Data excerpts
====
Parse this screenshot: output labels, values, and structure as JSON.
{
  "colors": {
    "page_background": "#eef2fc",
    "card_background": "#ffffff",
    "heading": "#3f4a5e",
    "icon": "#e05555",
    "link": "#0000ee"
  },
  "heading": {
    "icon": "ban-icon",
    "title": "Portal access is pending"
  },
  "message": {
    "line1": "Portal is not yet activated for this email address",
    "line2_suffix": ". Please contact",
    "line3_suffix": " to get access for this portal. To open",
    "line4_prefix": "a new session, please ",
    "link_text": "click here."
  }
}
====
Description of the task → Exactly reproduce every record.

Exercise output →
Parse this screenshot: output labels, values, and structure as JSON.
{
  "colors": {
    "page_background": "#eef2fc",
    "card_background": "#ffffff",
    "heading": "#3f4a5e",
    "icon": "#e05555",
    "link": "#0000ee"
  },
  "heading": {
    "icon": "ban-icon",
    "title": "Portal access is pending"
  },
  "message": {
    "line1": "Portal is not yet activated for this email address",
    "line2_suffix": ". Please contact",
    "line3_suffix": " to get access for this portal. To open",
    "line4_prefix": "a new session, please ",
    "link_text": "click here."
  }
}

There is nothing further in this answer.